The Marchstarted crop made more efficient use of its sunlight as is seen in Table 8. 41 The differences in yield are explained on the basis of differences in areas of active leaf surfaces available to receive sunlight. During its 'boom stage' of growth, the March-started crop had a full canopy of leaves to take advantage of the high light intensity of the summer months. Das 2l6 studied the effect of climate on yield by growing cane in pots at different localities. The pots were filled with the same soil, planted to the same varieties and handled identically.

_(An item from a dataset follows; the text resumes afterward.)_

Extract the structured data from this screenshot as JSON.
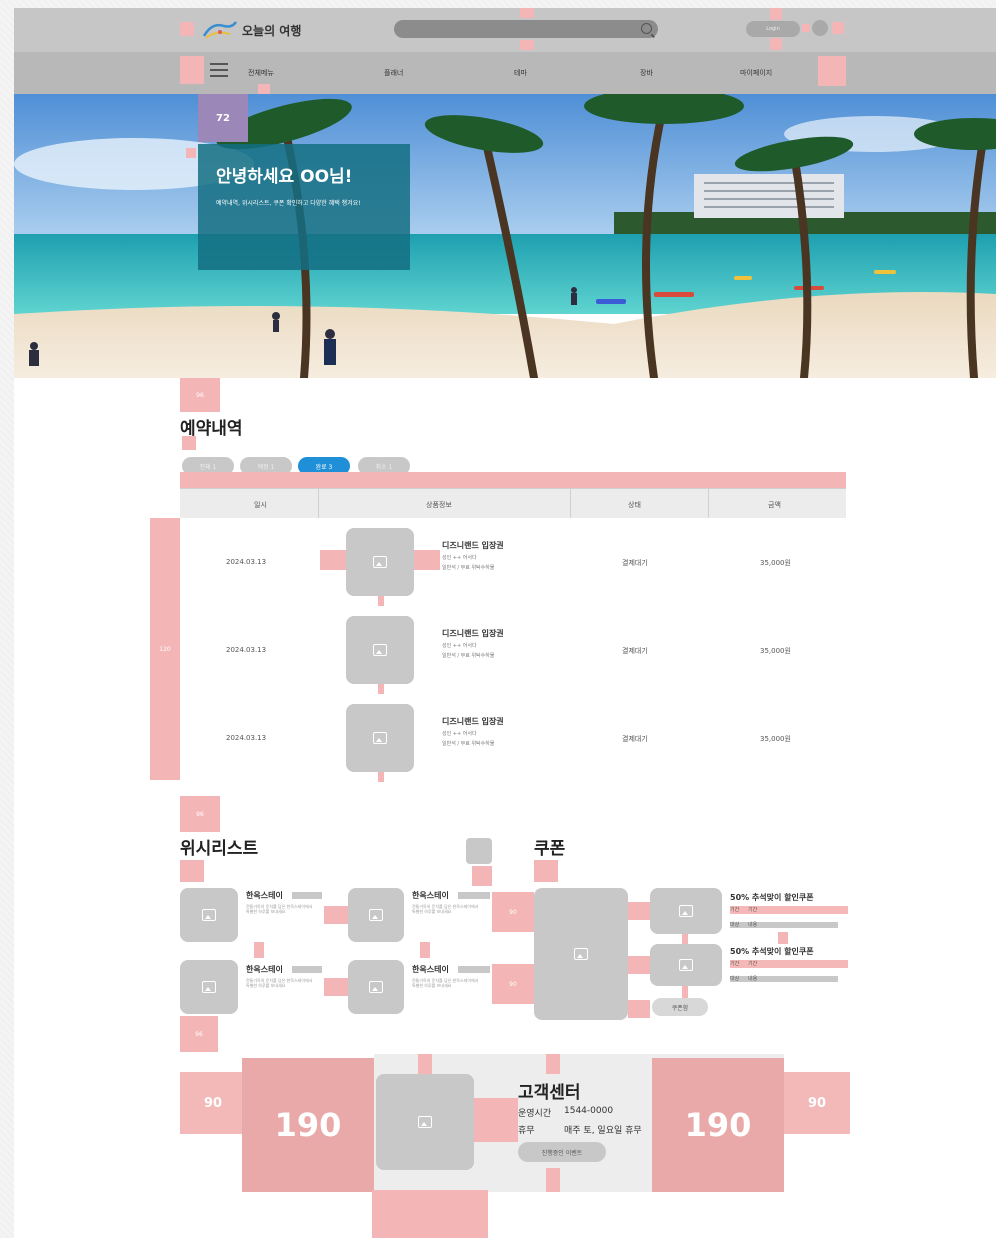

It was possible to predict at the end of November the average sugar yield and rendement of Java for the harvest 6 to 10 months later. Wadswoth 663 summarized the irrigation investigations in Hawaii prior to 1950 as the basis for the irrigation of cane lands that have less than 60 inches of annual rainfall. Even with this rainfall, extended periods of drought during the summer and fall months often depress growth. The distribution of rainfall is of very great importance, since excesses falling during the rainy seasons are not only ineffective, but may cause reduced rates of growth where drainage is impeded.